This chapter was written by Scylla.
Scylla was always scared of her father’s hounds.
The beasts never failed to stare her down as she walked into the Azys compound. Today, however, they had a particularly predatory look within their scarlet eyes. Her father promised they would never attack her, but there was something wicked and vile to them. They were meant for war and killing, enchanted with various aether enhancements and imbued with shadow energies.
War-creatures were something that Allag had not seen for more than a dozen generations during the Great Peace. Her father was recently asked to accelerate such projects by the Council to counteract the rebellions at the borders.
Her mother’s six month assignment the southern border ships was extended for another rotation. Attacks, although small, had become more commonplace – at least that was what her father and the holo-news said.
Mother won’t be home for another half-rotationat least. Maybe she’ll stay for a little while. But perhaps it’s for best… she won’t be happy when she sees this.
Scylla looked down at her robes, lamenting the streaks of mud and deep lavender stains which also spread in blotches across her elbows and forearms. Though she tried to scrub it out at school, she knew that the dye wouldn’t fade from her skin for another week.
The robes were a whole other matter. Not only were they muddy and dyed, but the hems on the bottom were burnt where that evil long-eared imp caught the edges on fire.
This wasn’t an accident.
Someone had filled her autostylus with explosive purple-bind ink in mathematics class. And then that same certain someone set a mud trap for her on her way home. How he had laughed and mocked her, telling her to go back to her own hound-shelter.
Still, the girl didn’t let Amon’s foolish actions go without her own revenge. How he had howled after finding his brand new Academy rucksack filled with biopellet waste! He had reached in, not realizing the stench would remain… permanently.
The instructors never figured out how that accident happened.
But then, Amon struck back again. During the Level II Aetherclass, Amon set her robes on fire. He said it was an accident and gave his goofy grin as always.
The teacher didn’t even really punish him. By the end, we were having a lesson on aether control!
Of course, she had punished him back.
A jar of clamper crabs dumped on the head was a fitting enough. Last she saw Amon, Clio was still picking them free from behind his ears.
Even the sweetest revenge would not fix her one-of-a-kind hand-woven garments. These were her bloodline’s ancestral robes, carefully preserved throughout the ages through secret aethero preservation techniques.
This was the first year that she was allowed to wear them to class. They were not the common robes synthesized at the supply nodes. Repairing the robes would take serious effort, if they could be cleaned and mended at all.
Thinking about all of this brought a lump of shame into her throat. All of her older sisters had returned with these robes in perfect condition.
Mother is going to be so mad at me! Curse that Amon!
Scylla clenched her fist around the fabric, wrinkling her brow with slitted scarlet eyes.
It’s all that savage long-earred toad’s fault! I’ll have my parents excise him from the Academy for this!

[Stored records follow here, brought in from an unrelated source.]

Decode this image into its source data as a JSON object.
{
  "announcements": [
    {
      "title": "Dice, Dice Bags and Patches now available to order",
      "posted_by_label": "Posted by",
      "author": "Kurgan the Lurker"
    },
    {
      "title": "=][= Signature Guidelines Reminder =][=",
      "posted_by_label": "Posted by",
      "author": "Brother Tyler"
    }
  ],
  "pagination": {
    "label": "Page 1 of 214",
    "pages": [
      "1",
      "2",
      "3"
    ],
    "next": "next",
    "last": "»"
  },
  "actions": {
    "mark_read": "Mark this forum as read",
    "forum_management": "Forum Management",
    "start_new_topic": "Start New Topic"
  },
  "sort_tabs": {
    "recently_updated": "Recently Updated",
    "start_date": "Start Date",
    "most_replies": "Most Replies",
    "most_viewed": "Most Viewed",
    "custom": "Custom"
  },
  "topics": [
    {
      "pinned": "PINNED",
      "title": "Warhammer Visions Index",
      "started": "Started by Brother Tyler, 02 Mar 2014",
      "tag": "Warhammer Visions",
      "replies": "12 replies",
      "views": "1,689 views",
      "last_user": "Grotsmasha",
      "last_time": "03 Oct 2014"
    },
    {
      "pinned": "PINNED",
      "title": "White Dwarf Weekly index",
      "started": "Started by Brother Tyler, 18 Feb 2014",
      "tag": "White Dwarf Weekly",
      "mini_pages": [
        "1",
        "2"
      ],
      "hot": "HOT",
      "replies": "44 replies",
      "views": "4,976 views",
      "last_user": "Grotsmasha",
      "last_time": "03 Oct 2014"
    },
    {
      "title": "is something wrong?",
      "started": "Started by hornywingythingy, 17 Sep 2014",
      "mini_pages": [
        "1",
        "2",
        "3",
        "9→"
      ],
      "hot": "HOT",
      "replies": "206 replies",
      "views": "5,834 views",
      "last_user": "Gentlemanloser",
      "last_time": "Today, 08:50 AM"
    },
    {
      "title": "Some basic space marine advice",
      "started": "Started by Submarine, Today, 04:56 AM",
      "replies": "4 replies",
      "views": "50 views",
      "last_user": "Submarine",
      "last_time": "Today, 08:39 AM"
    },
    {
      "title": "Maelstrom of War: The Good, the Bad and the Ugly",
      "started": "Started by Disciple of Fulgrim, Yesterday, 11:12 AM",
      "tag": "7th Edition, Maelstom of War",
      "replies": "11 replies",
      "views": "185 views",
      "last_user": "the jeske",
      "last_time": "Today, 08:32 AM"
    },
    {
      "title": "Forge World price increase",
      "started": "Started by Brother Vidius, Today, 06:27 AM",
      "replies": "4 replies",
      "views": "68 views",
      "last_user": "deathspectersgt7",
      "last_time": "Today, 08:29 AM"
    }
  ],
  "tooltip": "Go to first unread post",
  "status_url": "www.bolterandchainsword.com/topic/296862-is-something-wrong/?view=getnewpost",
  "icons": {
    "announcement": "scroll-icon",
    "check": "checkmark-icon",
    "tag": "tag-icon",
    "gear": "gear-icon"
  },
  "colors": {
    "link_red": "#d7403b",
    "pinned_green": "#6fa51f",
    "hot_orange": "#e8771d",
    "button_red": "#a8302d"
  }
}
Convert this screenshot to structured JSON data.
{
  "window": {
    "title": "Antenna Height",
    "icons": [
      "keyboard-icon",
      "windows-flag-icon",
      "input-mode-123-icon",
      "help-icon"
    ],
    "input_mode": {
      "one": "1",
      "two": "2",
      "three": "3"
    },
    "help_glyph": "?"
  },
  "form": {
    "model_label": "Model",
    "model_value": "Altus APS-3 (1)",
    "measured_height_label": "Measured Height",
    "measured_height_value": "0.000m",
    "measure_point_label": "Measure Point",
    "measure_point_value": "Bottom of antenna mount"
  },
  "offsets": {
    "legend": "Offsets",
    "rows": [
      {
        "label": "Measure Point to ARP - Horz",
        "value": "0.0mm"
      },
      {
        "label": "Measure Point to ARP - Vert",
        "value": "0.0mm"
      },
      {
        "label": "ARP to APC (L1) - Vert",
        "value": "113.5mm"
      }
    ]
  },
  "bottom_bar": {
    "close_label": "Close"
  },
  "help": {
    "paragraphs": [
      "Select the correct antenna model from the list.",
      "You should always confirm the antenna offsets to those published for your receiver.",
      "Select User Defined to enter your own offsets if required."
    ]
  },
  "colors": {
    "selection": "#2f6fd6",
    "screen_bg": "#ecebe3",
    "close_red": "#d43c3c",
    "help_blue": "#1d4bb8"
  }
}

One of the hounds leapt up on the fence and growled, shocking her out of her fevered daydreams. The girl cowered back, letting a guidepost along the opposite side of the walkway brace her from falling. She looked at the creature, her gaze locked to its cold glare.
I’m sure it would kill me, if it could. Maybe we could feed Amon to it… but then it would likely choke on his ears!
It stared at her silently, evil red eyes targeted in challenge to her own. These were the first war-chimera projects that her father had worked on, though he said that he was behind the curve. He didn’t seem to like working on such things.
House-servants and industrial assistants were fine creations. These creatures of bloodshed and fury were anything but.
Scylla rushed back to the path, pretending not to notice the canine heads turning in unison with her motion. She continued down the central path to their large, tree-lined habitation unit.
It was one of the more lavish units in the city, though small compared to the major houses along the Sun-Path. Of course, with the teleporters and aetherytes, no one used the paths for much other than just occasional walks.
She would be alone for a while, free of the bustle and noise of the central Syrcus Tower. It was only a short walk from the transport terminal, so the girl often walked when she needed to think. Right now, the only thing she was thinking about was plotting revenge against that pesky no-good forest snot.